England said she let her comrades talk her into going along with the abuse.

Wearing her dress green US Army uniform and speaking sombrely in a soft voice, the 22-year-old reservist told the judge that she initially resisted taking part in the abuse at the prison outside Baghdad, but ultimately caved in to peer pressure.

"I had a choice, but I chose to do what my friends wanted me to," she said, entering her plea on Monday, a day before the start of her trial.

Plea bargain

The charges carry up to 11 years in prison, but prosecutors and the defence reached an agreement for a lighter sentence, the length of which was not disclosed.

"They were being very persistent, bugging me, so I said, 'OK, whatever'"

Lynndie England

A military jury will convene on Tuesday to determine her punishment; she will get the lesser of the jury's sentence or the term agreed on in the plea bargain.

If she had been convicted as charged, she could have been jailed for 16 1/2 years.

The judge asked her about a photo depicting her smiling and pointing at a naked detainee's genitals while smoking a cigarette.

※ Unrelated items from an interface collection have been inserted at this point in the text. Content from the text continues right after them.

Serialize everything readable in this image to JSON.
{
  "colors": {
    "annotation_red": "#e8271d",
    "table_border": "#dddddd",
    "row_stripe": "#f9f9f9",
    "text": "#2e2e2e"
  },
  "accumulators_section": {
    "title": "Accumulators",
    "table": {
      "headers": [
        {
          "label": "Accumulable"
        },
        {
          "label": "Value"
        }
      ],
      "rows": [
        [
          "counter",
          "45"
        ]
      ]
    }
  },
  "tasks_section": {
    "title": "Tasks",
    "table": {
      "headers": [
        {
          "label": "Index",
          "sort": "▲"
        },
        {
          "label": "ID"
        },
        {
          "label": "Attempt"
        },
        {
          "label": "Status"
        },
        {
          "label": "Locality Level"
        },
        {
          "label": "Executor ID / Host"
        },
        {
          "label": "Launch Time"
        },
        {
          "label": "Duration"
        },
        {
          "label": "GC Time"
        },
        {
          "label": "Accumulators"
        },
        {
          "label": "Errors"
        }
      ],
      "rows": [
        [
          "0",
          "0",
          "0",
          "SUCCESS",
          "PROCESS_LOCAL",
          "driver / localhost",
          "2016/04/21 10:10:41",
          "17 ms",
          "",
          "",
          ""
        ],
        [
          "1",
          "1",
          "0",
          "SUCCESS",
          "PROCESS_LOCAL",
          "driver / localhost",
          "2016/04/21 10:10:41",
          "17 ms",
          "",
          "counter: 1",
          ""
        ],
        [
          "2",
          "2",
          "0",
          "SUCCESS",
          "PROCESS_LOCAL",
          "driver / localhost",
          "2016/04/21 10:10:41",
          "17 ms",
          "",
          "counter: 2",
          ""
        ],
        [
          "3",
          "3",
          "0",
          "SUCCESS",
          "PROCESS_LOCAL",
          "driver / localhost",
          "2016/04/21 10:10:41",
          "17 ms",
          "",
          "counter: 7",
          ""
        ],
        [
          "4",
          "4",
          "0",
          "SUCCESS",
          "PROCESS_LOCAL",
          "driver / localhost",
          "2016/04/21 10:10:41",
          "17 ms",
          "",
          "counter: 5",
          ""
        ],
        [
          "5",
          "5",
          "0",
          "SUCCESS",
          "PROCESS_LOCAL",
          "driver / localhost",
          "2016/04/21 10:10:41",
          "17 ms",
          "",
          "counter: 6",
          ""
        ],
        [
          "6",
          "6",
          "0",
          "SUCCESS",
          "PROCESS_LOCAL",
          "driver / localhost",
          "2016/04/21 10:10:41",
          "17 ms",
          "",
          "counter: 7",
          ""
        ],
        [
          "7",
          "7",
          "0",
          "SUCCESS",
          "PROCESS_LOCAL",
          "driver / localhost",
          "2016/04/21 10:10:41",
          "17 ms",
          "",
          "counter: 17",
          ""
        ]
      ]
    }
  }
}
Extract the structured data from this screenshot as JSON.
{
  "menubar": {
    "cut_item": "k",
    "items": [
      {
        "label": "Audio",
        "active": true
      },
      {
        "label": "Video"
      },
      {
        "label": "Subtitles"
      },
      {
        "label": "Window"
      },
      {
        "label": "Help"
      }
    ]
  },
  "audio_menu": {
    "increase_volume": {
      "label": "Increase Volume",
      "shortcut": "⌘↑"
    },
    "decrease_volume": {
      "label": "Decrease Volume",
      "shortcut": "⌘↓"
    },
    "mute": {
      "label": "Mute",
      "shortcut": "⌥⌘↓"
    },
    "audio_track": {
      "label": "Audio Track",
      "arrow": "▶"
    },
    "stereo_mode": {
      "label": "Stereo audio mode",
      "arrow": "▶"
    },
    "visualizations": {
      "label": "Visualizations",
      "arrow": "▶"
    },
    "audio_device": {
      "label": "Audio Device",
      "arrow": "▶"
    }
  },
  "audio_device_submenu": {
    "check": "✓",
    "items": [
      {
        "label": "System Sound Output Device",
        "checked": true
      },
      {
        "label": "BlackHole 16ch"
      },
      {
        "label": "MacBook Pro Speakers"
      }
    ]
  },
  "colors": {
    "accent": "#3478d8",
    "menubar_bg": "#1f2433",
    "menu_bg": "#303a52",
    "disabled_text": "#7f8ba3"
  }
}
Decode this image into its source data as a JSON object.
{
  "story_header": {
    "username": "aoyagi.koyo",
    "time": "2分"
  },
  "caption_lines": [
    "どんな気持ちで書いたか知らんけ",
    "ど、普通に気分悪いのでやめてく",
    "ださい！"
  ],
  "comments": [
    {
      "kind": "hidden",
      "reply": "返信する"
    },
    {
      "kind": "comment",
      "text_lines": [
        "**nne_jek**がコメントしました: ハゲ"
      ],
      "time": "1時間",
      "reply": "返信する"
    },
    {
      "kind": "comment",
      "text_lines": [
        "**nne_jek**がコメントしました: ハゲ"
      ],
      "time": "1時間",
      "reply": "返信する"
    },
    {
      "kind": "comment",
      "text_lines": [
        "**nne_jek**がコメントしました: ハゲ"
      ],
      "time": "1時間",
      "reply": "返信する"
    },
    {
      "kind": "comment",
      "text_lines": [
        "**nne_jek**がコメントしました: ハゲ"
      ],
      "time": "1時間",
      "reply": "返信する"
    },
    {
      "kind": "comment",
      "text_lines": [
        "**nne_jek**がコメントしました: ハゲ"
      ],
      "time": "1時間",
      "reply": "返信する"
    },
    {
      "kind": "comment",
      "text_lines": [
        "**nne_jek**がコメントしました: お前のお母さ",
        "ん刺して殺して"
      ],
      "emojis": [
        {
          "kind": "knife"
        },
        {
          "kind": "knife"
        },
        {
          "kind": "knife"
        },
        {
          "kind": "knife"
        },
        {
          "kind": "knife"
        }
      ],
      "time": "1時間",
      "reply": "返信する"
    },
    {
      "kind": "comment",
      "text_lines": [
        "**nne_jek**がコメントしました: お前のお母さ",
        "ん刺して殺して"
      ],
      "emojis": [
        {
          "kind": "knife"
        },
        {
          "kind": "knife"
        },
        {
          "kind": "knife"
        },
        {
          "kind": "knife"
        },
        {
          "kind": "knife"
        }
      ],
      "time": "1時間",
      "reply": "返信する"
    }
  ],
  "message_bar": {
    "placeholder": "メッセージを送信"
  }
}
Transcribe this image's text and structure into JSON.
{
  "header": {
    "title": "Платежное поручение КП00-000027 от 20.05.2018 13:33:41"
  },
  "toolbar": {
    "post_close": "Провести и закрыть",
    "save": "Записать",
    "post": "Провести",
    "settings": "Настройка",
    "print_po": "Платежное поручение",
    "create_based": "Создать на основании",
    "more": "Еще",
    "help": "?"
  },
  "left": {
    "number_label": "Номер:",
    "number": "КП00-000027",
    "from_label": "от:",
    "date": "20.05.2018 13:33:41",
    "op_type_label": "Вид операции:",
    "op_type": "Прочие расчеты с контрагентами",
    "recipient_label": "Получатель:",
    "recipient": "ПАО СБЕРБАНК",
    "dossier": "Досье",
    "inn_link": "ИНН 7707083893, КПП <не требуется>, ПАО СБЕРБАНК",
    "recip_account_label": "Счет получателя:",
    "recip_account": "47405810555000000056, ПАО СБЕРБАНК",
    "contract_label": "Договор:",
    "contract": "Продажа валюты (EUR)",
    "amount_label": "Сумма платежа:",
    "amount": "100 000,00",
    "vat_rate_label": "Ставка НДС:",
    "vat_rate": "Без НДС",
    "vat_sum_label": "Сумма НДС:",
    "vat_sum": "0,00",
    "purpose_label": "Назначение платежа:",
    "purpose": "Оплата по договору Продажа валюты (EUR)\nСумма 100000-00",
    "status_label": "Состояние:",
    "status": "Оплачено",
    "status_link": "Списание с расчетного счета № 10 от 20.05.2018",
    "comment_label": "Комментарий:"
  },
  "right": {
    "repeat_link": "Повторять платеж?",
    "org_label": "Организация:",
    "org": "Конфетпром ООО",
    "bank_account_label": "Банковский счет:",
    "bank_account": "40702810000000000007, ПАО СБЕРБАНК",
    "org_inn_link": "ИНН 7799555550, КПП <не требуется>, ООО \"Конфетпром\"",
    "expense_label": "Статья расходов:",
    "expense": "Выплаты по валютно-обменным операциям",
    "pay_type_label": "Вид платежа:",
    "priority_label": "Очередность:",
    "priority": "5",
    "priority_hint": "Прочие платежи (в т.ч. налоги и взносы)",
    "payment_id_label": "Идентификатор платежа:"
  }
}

England said she replied: "No, no way" at first when a fellow soldier asked her to pose for the picture.

"But they were being very persistent, bugging me, so I said, 'OK, whatever'," she told the judge.

Military image tarnished

The plea bargain settles one of the most prominent cases to come out of the Abu Ghraib scandal, which damaged the image of the US military and sparked outrage against the United States around the globe.

England (C) posed for pictures
with naked Abu Ghraib detainees

England became a central figure in the scandal after photos emerged last year showing her and others sexually humiliating Iraqi prisoners.

One of the photos showed her holding a hooded, naked prisoner on a leash. Another showed her smiling and giving a thumbs-up next to nude prisoners stacked in a pyramid.

England's lawyers have argued that she and others in her military police unit were acting on orders from military intelligence officers to "soften up" prisoners for interrogation.

Having fun

But army investigators testified during hearings last summer that England said the reservists took the photos while "they were joking around, having some fun".

The judge, Colonel James Pohl, went through each photo while asking England about her actions at Abu Ghraib in the fall of 2003.

"I could have said no," she said. "I knew it was wrong." 

"I could have said no. I knew it was wrong"

Lynndie England

She told the judge that Private Charles Graner Junior, the reputed ringleader of the abuses and the man said to be the father of England's infant son, put the leash around the prisoner's neck in order to take him from one cell to another.

When the prisoner resisted, she told the judge, Graner said to her: "Hold this, I'm going to take a picture." Pohl asked if she thought the leash was a legitimate way to control the detainee.

"I assumed it was OK because he was an MP," England said of Graner. "He had a background as a corrections officer."

Graner was convicted in January on a range of abuse charges and sentenced to 10 years in prison.

Mental problems

England's lawyer Rick Hernandez said last week that the defence would present evidence during the sentencing that England had severe learning disabilities and mental problems. He said there had been no decision on whether she would testify.

Graner is expected to testify for the defence during England's sentencing as early as Tuesday. 

The defence says England (L) has
mental problems

England entered guilty pleas to two counts of conspiracy to maltreat prisoners, four counts of maltreating prisoners, and one count of committing an indecent act. Prosecutors agreed to drop another count of committing an indecent act and one count of dereliction of duty.

England, from Fort Ashby, West Virginia, is one of seven members of the Maryland-based 372nd Military Police Company charged with humiliating and assaulting prisoners at Abu Ghraib.

Four other members of the 372nd and two low-level military intelligence officers have entered guilty pleas, with sentences ranging from no prison time to 8 1/2 years.

The only soldier to stand trial so far is Graner. Specialist Sabrina Harman, a former Abu Ghraib guard, is scheduled to go to trial at Fort Hood next week.

Several investigations have been conducted, but so far only low-level soldiers have been charged, although the defendants have alleged that high-level officials condoned the abuse.